The Repercussions of Time Travel
We all think about it, or at least, I have anyway. What would happen if you changed one event in a persons life? How would things turn out? Would they still find their way to that point in time? Would they have a better life? Would the world around them be the same? In 11/22/63 we get Stephen King’s answers to those questions. What Jake discovers is that changing an element of a person’s life has a profound effect on them, but it’s not always a good thing. If Harry is never injured, he ends up at Vietnam and he ends up dead. But that doesn’t stop Jake because he thinks, if Kennedy lives, maybe there is no Vietnam for Harry to die in. Maybe he can prevent Harry’s premature death if he keeps Kennedy alive!
It’s a mind twister of a book because Jake is constantly faced with the idea that time is obdurate and that it does not like to be changed. We see that a little bit on the TV show, but not to the extent we see it in the book. Jake also ignores the advice of his friend Al who tells him not to get involved in the lives of the people in the “Land of Ago”, he ends up falling in love with a woman, making friends, establishing a life. Which of course turns out to be a big mistake. This is a Stephen King novel after all, while we don’t see the death toll rise like in a George R.R. Martin book, King doesn’t always do perfect happy endings.
For Jake Epping, his life in the 1960s slowly becomes more real to him than his life in 2011. He says, near the end of the book, after everything has gone to Hell and he has to make a choice he doesn’t want to make,
I should also tell you that I no longer think of 2011 as the present. Philip Nolan was the Man Without a Country; I am the Man Without a Time Frame. I suspect I always will be. Even if 2011 is still there, I will be a visiting stranger. ~Stephen King
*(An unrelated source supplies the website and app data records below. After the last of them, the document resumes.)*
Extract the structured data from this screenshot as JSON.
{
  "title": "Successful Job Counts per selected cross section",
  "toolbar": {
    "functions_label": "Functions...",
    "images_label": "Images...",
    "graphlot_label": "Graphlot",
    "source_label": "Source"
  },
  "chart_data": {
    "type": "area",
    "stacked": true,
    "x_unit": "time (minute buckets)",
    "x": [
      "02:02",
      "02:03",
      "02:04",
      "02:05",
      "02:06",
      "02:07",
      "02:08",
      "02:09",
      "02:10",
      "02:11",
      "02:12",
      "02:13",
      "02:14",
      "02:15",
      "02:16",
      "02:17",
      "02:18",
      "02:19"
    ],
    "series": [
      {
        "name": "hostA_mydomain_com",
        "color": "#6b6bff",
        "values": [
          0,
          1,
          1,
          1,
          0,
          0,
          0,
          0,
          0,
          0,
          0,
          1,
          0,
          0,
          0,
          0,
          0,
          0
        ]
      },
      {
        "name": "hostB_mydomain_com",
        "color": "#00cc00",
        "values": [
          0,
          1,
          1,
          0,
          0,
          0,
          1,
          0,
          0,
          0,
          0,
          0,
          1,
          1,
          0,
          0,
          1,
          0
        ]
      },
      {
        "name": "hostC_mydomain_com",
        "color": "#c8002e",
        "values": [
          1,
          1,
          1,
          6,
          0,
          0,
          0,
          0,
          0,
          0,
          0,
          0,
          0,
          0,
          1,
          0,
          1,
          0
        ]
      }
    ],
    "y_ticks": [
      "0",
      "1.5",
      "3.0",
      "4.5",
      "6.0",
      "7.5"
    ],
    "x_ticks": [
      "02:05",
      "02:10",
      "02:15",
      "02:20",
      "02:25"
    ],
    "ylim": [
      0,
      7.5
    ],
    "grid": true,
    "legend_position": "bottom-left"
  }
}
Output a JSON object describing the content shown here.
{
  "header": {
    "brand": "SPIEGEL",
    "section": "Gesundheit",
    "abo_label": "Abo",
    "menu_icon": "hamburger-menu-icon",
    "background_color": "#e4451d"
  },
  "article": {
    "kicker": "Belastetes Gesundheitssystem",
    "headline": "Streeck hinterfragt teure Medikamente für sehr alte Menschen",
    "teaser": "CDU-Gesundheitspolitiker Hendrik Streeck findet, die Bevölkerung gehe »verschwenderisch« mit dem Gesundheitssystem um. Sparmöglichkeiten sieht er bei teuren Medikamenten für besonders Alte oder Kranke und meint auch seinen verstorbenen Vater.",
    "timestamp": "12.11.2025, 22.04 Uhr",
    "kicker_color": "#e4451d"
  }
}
I’ve already said that 11/22/63 is one of my favorite Stephen King books, right after The Stand and Eyes of the Dragon. The reason why I love it so much is that it isn’t a typical King book. It’s not horror, it’s more of a sci-fi adventure. It’s a love story. More than anything else, it’s a toe dipped in reality, the “what-if” scenario that so many of us wonder about.
What if Kennedy had lived?
I won’t tell you what King’s answer to that question is, but it’s a hum-dinger, that’s for sure. The quick reveal of 2011 post-Kennedy Alive was a shocker to me and it is a reminder that these things happen for a reason. If presented with the opportunity to change a moment in history, would you, and more importantly should you even try to change it? Who are we to play at being God? Who are we to mess with the strings of the Universe? It’s an amazingly thought-provoking book and a great summer read. If you like history mixed in with fiction, then 11/22/63 is a great choice.
Also, read the book before you watch the show if you can. It’s so much richer and more interesting. Besides that, I am seriously bummed out that they really lessen the impact Harry’s life had on Jake. For pete’s sake, Harry is the entire reason Jake goes back! Harry is the reason Jake gives up years of his life to try and stop Kennedy’s assassination. And yet, Harry is barely a footnote in the show. To me, that was an opportunity lost to really showcase the acting Franco can do and how poignant the story really is.
Pick up your copy of 11/22/63 online or borrow one from your local library!
What do you think? Would you change the past if you could? Why or why not? What would you change? Sound off in the comments!